§ Task to complete
Where a line in the records below includes "Coordinated", pull that line out.

(Records from a dataset)
>>

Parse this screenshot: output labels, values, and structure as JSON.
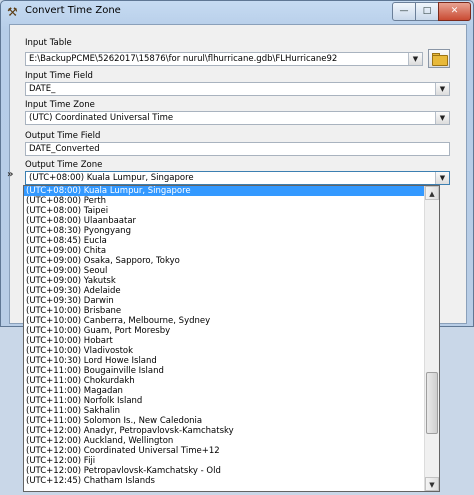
{
  "window": {
    "title": "Convert Time Zone",
    "buttons": {
      "minimize": "—",
      "maximize": "□",
      "close": "✕"
    }
  },
  "form": {
    "input_table_label": "Input Table",
    "input_table_value": "E:\\BackupPCME\\5262017\\15876\\for nurul\\flhurricane.gdb\\FLHurricane92",
    "input_time_field_label": "Input Time Field",
    "input_time_field_value": "DATE_",
    "input_time_zone_label": "Input Time Zone",
    "input_time_zone_value": "(UTC) Coordinated Universal Time",
    "output_time_field_label": "Output Time Field",
    "output_time_field_value": "DATE_Converted",
    "output_time_zone_label": "Output Time Zone",
    "output_time_zone_value": "(UTC+08:00) Kuala Lumpur, Singapore"
  },
  "icons": {
    "app": "hammer-icon",
    "browse": "folder-open-icon",
    "combo_arrow": "chevron-down-icon",
    "collapse": "double-chevron-icon"
  },
  "dropdown": {
    "items": [
      "(UTC+08:00) Kuala Lumpur, Singapore",
      "(UTC+08:00) Perth",
      "(UTC+08:00) Taipei",
      "(UTC+08:00) Ulaanbaatar",
      "(UTC+08:30) Pyongyang",
      "(UTC+08:45) Eucla",
      "(UTC+09:00) Chita",
      "(UTC+09:00) Osaka, Sapporo, Tokyo",
      "(UTC+09:00) Seoul",
      "(UTC+09:00) Yakutsk",
      "(UTC+09:30) Adelaide",
      "(UTC+09:30) Darwin",
      "(UTC+10:00) Brisbane",
      "(UTC+10:00) Canberra, Melbourne, Sydney",
      "(UTC+10:00) Guam, Port Moresby",
      "(UTC+10:00) Hobart",
      "(UTC+10:00) Vladivostok",
      "(UTC+10:30) Lord Howe Island",
      "(UTC+11:00) Bougainville Island",
      "(UTC+11:00) Chokurdakh",
      "(UTC+11:00) Magadan",
      "(UTC+11:00) Norfolk Island",
      "(UTC+11:00) Sakhalin",
      "(UTC+11:00) Solomon Is., New Caledonia",
      "(UTC+12:00) Anadyr, Petropavlovsk-Kamchatsky",
      "(UTC+12:00) Auckland, Wellington",
      "(UTC+12:00) Coordinated Universal Time+12",
      "(UTC+12:00) Fiji",
      "(UTC+12:00) Petropavlovsk-Kamchatsky - Old",
      "(UTC+12:45) Chatham Islands"
    ],
    "selected_index": 0,
    "scroll_position": 0.8,
    "selection_color": "#3399ff"
  }
}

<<

§ Output
    "input_time_zone_value": "(UTC) Coordinated Universal Time",
      "(UTC+12:00) Coordinated Universal Time+12",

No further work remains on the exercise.